Work instructions
Each line below containing the word "Your" needs to be shown.

——————

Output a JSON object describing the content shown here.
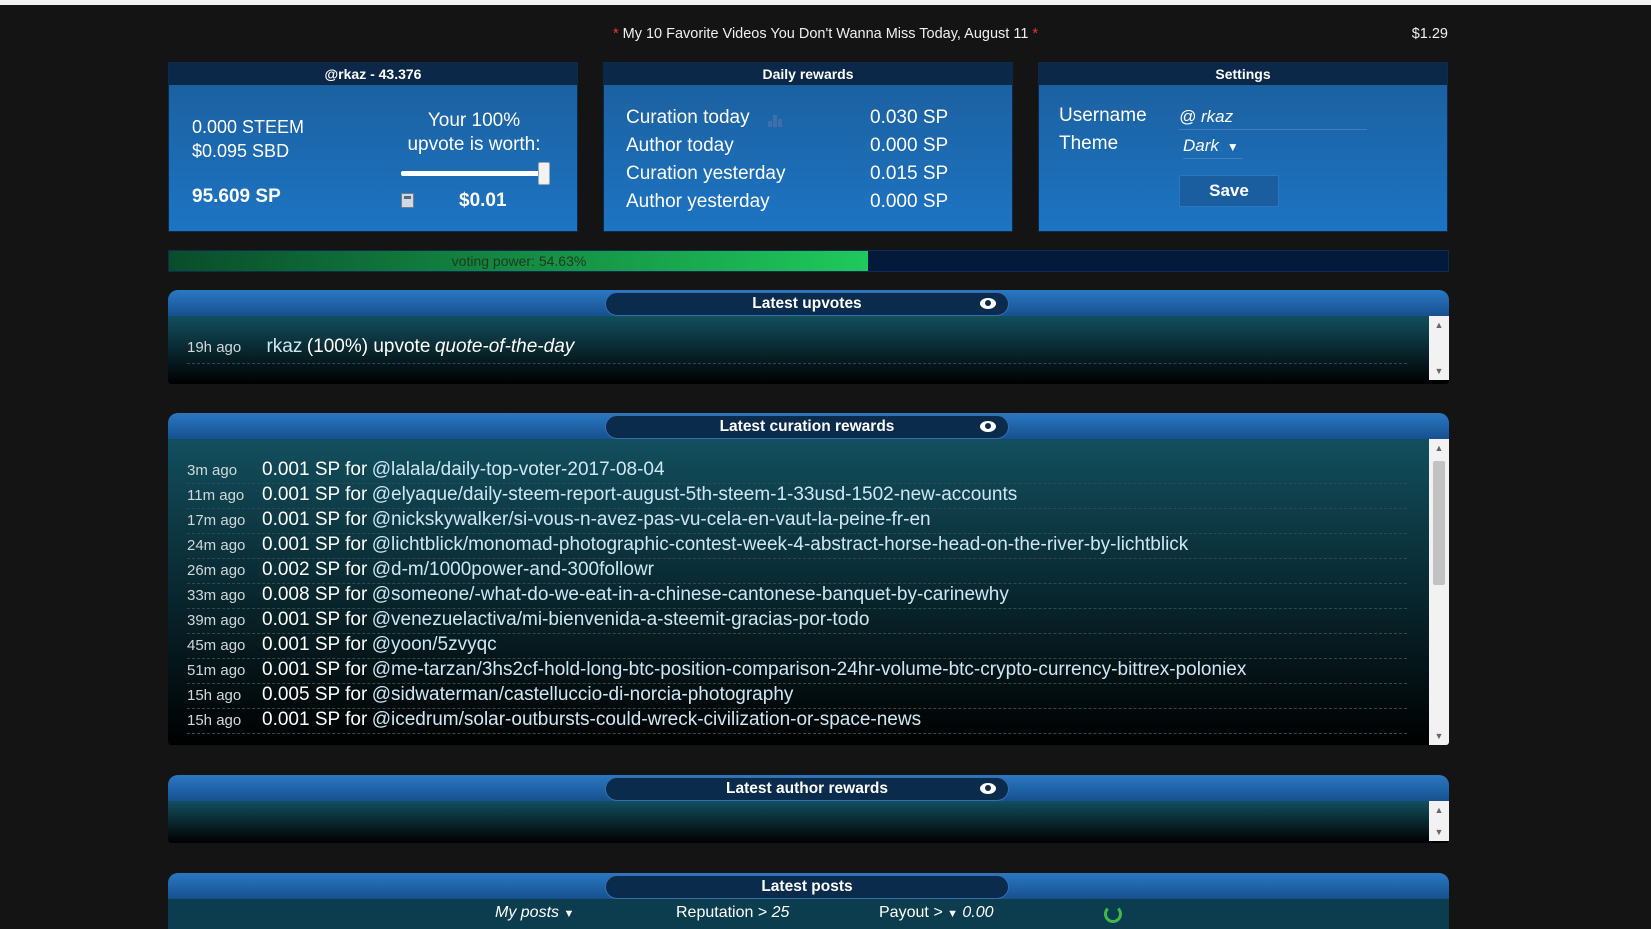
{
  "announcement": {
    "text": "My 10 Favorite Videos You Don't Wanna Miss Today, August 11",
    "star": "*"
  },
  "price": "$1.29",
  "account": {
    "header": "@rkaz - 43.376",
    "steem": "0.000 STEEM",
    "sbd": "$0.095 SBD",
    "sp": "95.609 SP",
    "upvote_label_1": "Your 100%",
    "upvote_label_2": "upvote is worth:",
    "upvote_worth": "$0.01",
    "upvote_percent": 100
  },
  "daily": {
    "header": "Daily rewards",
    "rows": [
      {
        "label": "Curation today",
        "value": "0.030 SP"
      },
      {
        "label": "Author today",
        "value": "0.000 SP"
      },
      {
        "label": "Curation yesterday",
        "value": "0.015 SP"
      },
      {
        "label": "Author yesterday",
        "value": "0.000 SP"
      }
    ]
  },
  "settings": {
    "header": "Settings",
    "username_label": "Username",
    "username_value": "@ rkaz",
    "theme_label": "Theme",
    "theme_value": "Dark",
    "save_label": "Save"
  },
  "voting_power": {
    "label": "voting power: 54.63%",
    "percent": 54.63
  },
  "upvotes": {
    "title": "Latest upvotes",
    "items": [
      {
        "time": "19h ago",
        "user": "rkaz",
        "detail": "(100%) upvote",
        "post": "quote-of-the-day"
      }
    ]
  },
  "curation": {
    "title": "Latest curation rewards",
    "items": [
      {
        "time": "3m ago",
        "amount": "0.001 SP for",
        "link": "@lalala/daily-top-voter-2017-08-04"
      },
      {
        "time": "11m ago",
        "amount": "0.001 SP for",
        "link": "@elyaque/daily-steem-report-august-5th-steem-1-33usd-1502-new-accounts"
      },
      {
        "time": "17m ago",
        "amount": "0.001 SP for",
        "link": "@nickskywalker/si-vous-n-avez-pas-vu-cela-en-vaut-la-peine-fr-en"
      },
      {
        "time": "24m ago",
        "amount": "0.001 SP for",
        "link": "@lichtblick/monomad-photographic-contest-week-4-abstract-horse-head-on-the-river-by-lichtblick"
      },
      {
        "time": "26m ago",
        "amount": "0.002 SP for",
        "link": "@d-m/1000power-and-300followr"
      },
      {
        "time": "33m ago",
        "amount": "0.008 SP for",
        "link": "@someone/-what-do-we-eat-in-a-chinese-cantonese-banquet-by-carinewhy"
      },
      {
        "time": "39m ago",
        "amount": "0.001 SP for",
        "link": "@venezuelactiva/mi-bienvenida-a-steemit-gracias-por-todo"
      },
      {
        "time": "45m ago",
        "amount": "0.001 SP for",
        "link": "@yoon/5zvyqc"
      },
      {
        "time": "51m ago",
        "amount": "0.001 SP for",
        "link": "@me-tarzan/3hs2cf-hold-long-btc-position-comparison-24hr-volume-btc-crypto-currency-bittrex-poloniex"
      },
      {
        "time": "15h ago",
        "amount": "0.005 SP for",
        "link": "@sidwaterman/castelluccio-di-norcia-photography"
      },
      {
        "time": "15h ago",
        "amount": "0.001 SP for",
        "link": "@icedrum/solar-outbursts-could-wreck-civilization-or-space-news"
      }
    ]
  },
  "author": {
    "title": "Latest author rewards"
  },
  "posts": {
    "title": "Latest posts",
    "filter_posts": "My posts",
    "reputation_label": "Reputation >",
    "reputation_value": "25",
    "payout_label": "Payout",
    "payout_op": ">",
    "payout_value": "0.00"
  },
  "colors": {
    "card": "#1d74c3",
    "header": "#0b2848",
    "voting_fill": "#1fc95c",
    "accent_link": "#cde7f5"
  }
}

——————

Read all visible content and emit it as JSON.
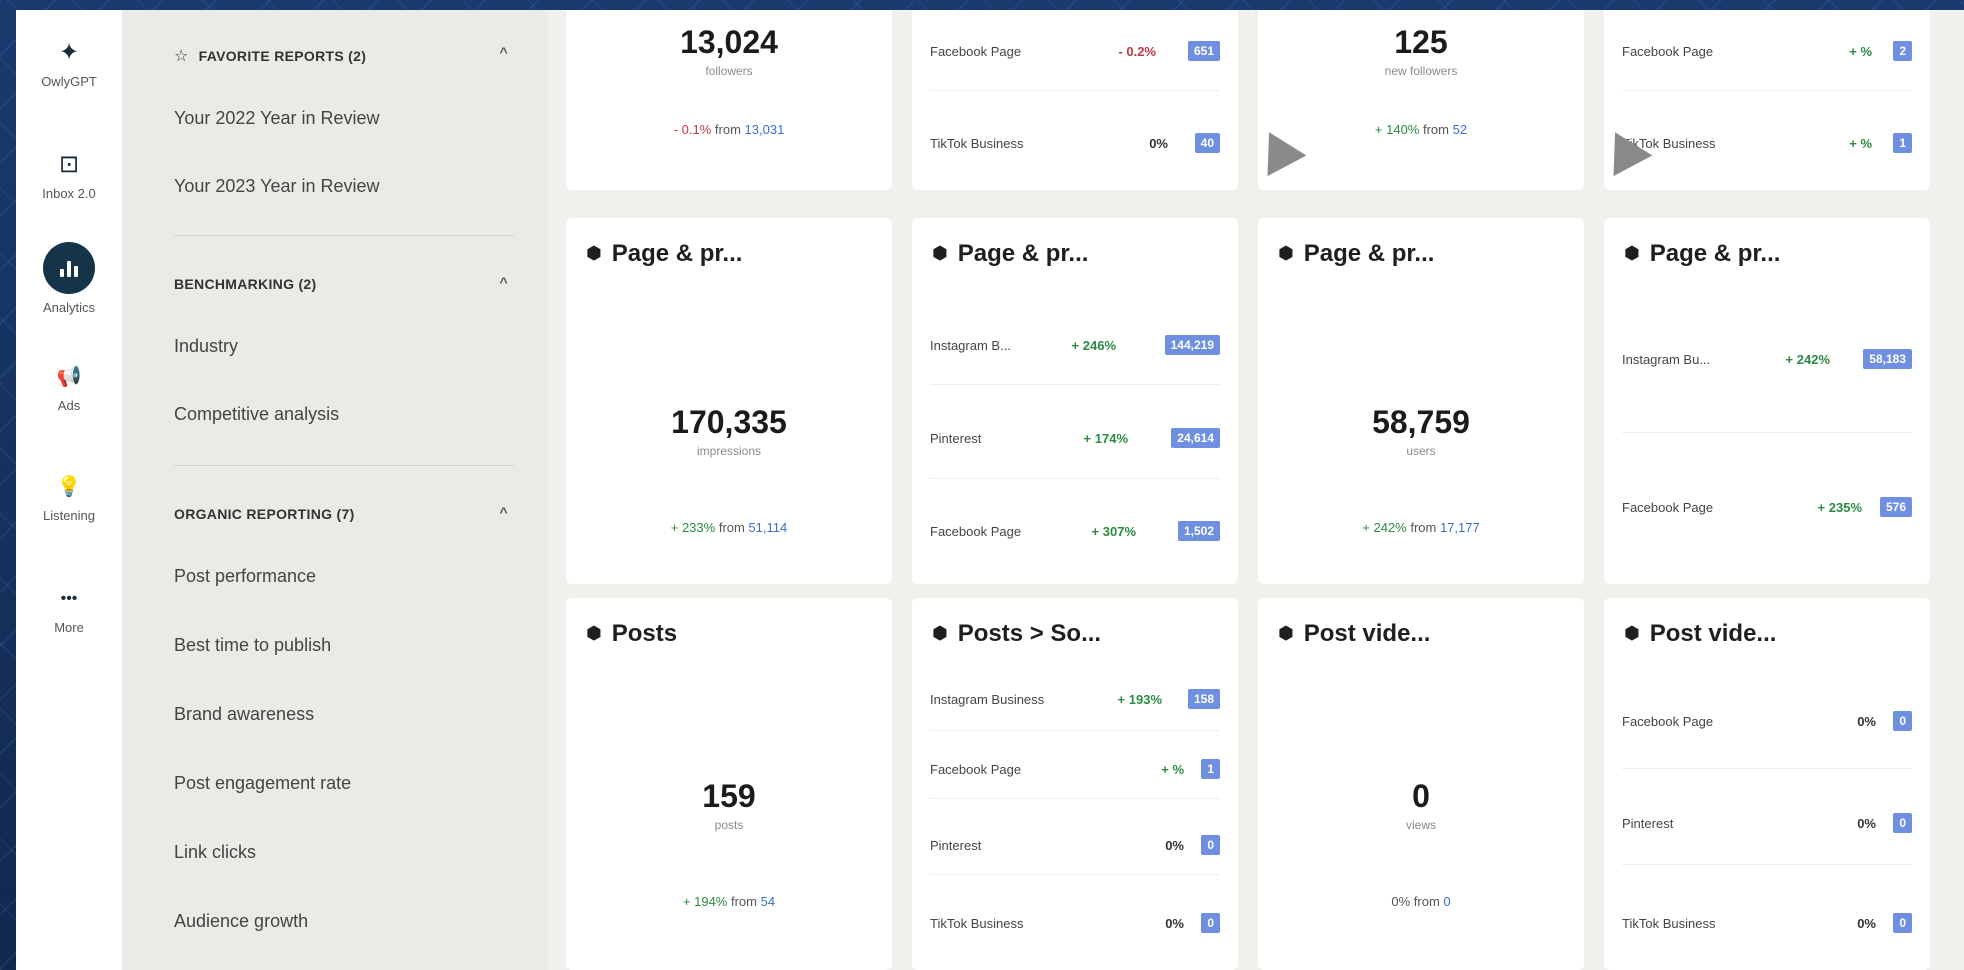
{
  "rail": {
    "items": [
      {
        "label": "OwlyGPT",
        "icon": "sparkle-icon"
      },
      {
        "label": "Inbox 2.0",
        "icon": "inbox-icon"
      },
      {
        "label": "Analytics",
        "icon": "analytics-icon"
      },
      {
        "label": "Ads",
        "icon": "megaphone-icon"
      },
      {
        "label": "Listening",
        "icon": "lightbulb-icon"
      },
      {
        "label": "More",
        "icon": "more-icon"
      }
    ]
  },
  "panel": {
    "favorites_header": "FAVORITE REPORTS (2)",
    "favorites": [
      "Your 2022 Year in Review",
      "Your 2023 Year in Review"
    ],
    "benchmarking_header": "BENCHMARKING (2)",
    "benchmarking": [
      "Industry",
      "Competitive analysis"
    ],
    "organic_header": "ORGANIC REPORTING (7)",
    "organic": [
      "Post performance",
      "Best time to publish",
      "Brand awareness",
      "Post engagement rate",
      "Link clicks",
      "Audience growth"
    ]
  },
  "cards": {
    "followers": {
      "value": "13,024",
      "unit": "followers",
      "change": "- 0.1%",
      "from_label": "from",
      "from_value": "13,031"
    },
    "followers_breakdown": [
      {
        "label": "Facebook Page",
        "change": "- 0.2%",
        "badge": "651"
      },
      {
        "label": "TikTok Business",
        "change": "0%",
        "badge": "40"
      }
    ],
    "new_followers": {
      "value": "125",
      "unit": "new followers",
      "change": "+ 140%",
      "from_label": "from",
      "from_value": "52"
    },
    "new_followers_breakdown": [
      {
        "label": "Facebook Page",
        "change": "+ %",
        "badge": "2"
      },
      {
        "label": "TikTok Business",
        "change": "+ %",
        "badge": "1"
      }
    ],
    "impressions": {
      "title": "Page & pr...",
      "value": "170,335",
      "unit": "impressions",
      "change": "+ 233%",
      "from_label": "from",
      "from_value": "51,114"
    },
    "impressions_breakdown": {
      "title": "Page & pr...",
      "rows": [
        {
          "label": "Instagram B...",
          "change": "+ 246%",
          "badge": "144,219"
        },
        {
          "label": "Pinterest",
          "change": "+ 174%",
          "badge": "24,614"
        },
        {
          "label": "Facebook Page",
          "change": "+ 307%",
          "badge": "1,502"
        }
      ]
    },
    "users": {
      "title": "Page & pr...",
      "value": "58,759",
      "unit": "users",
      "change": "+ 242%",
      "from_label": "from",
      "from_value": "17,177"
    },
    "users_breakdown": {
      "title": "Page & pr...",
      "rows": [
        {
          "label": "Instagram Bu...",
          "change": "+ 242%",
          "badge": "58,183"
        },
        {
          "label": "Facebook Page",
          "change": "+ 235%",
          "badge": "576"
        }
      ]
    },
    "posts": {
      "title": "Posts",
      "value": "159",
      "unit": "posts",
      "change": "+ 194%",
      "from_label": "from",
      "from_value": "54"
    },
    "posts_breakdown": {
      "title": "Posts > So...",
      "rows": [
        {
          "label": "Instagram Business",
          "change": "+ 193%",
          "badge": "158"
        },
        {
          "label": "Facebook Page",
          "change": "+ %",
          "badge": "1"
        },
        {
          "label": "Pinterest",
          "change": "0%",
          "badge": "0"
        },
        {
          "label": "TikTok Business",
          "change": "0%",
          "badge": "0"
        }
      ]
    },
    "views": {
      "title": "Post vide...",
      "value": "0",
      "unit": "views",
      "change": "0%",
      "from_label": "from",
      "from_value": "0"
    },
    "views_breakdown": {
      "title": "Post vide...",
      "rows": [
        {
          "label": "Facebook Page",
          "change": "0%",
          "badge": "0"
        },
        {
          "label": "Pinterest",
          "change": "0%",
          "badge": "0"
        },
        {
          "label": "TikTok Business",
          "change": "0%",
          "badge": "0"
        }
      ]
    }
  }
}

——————

Solved problem
    "upvote_label_1": "Your 100%",
      "Your 2022 Year in Review",
      "Your 2023 Year in Review"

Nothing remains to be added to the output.